PROVIDED ENTRIES START
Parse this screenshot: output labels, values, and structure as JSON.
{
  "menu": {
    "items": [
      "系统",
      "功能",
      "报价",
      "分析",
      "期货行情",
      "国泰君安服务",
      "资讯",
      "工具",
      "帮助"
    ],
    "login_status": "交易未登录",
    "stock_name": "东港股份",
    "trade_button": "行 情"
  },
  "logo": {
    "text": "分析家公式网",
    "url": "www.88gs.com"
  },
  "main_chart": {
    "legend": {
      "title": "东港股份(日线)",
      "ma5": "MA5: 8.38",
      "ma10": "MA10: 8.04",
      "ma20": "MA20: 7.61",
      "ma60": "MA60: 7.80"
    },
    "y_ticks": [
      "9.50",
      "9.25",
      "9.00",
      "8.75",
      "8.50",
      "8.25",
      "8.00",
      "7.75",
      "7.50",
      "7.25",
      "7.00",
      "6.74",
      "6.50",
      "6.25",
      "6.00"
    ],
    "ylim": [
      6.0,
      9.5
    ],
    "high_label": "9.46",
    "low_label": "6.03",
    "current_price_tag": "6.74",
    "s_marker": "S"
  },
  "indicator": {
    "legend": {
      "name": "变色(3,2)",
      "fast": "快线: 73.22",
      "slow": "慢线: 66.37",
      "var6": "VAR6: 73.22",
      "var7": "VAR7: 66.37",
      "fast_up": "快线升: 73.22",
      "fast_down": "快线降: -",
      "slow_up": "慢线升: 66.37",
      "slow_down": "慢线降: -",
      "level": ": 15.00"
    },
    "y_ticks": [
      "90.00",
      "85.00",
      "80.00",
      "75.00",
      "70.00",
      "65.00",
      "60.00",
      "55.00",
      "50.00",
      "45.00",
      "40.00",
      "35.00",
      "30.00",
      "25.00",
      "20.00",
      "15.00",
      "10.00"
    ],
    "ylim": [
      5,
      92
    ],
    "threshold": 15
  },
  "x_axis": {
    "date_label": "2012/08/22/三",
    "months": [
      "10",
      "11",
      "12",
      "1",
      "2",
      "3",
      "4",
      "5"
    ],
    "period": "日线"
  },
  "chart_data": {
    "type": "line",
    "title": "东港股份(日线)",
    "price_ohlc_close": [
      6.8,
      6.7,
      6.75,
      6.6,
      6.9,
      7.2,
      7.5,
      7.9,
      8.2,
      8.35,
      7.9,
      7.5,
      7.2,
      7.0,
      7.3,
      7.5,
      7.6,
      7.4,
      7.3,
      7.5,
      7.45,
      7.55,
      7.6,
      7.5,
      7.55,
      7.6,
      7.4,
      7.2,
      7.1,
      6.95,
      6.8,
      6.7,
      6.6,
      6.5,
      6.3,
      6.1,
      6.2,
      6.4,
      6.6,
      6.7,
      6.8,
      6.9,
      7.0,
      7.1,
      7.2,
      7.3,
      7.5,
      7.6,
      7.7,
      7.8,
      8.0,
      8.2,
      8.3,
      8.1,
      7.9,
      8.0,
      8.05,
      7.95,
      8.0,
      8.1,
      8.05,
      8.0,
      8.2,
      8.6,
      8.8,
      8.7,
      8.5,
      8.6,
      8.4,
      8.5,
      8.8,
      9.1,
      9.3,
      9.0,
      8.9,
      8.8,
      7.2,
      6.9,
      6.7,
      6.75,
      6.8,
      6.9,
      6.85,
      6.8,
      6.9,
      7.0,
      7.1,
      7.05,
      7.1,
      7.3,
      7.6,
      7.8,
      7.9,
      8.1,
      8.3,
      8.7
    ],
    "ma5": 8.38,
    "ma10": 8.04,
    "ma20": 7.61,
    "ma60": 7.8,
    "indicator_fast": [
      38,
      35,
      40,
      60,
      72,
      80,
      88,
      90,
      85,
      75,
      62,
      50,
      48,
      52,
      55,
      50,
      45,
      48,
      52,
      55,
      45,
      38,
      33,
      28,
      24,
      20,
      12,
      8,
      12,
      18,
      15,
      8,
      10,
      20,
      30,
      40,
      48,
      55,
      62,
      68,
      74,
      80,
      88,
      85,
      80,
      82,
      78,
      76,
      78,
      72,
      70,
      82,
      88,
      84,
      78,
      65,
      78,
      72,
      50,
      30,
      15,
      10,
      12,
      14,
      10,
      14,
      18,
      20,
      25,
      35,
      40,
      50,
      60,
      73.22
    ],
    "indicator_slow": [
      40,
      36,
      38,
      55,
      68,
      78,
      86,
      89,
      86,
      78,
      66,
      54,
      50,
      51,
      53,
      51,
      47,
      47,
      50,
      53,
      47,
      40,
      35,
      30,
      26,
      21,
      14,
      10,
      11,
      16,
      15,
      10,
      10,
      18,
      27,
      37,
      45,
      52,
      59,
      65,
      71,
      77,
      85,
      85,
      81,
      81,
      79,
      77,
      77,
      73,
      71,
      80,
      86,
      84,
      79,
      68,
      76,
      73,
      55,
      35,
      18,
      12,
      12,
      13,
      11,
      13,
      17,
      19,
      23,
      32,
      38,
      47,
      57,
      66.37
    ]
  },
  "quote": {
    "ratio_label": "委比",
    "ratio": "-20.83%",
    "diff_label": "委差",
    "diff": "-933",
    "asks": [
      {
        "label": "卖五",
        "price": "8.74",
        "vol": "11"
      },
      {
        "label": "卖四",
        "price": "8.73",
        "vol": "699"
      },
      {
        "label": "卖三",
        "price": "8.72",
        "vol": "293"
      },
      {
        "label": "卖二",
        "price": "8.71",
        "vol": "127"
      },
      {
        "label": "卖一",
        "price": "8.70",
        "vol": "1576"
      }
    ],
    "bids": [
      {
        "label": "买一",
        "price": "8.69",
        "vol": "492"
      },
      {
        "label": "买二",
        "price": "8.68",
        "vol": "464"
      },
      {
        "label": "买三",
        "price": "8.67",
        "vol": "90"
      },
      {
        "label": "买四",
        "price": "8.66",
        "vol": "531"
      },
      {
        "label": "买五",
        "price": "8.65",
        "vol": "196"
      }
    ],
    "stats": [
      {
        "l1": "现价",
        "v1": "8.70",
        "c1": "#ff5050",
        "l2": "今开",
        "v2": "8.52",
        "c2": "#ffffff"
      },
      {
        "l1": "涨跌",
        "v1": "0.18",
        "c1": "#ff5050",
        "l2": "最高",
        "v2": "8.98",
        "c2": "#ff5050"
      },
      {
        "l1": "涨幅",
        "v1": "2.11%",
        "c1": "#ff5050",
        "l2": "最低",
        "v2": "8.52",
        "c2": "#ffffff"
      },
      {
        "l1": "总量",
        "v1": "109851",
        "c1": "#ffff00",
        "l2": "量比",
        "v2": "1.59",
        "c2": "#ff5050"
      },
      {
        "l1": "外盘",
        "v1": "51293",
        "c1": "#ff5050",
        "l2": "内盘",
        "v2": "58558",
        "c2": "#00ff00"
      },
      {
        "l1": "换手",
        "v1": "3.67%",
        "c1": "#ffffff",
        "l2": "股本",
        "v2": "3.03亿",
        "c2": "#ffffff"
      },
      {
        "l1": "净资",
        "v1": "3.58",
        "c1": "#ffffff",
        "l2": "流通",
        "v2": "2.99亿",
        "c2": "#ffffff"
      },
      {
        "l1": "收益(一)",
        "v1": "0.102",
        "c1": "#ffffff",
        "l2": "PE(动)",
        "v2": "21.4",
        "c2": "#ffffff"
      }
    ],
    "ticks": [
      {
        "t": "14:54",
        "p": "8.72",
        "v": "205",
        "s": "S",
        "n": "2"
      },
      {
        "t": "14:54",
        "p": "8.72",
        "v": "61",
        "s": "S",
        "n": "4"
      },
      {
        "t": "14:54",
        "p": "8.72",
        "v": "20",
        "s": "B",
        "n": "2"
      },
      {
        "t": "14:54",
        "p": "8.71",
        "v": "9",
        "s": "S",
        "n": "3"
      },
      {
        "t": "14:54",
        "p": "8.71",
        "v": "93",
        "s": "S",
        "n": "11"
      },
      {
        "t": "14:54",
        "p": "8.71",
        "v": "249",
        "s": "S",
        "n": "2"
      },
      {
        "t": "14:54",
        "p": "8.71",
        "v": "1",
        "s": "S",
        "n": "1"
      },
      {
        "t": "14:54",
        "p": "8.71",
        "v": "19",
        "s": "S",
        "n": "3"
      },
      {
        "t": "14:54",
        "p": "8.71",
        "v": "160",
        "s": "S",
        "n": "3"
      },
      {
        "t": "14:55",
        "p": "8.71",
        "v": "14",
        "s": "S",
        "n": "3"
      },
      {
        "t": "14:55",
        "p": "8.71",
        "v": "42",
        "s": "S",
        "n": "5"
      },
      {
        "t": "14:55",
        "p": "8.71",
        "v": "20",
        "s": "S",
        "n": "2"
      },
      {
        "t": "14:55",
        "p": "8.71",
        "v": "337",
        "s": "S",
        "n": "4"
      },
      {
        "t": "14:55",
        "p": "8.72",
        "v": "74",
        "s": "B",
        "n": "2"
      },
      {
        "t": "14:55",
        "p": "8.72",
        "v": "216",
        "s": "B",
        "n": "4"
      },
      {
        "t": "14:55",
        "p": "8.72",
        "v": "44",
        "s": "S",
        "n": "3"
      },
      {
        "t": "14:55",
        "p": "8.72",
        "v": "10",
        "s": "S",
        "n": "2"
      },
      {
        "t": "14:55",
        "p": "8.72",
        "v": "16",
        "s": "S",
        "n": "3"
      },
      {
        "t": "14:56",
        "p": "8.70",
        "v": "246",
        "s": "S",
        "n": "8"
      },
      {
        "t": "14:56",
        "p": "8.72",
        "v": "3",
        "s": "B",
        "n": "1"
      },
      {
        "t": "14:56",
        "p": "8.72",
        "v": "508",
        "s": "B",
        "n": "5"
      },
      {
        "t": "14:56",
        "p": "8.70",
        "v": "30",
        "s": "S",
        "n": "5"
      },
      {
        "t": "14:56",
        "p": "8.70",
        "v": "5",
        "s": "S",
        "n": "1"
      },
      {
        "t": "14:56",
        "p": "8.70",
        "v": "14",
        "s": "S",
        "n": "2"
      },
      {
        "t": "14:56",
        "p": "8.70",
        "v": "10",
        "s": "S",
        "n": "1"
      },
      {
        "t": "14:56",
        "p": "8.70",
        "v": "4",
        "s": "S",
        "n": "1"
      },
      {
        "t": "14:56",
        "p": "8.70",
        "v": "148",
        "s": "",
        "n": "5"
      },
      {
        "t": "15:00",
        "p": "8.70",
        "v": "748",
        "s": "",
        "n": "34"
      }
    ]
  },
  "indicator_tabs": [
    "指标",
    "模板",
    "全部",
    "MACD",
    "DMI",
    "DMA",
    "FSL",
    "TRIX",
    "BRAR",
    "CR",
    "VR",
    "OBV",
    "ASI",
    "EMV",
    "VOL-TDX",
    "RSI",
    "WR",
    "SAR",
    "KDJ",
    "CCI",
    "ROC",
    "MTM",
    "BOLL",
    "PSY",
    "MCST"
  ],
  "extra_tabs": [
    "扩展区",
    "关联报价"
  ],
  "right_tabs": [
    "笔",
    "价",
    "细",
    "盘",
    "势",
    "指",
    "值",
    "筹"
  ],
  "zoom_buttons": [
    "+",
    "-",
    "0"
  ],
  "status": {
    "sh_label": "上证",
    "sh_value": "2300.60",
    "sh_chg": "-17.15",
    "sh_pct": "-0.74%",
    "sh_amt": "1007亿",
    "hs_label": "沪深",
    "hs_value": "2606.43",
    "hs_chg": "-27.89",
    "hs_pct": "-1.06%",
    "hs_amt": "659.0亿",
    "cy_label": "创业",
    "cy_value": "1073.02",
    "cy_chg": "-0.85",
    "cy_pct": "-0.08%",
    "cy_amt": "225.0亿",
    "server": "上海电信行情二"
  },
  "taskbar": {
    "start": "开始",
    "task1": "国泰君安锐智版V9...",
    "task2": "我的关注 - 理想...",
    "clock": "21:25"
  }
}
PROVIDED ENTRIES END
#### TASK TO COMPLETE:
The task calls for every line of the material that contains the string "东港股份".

#### SOLVED EXERCISE:
    "stock_name": "东港股份",
      "title": "东港股份(日线)",
    "title": "东港股份(日线)",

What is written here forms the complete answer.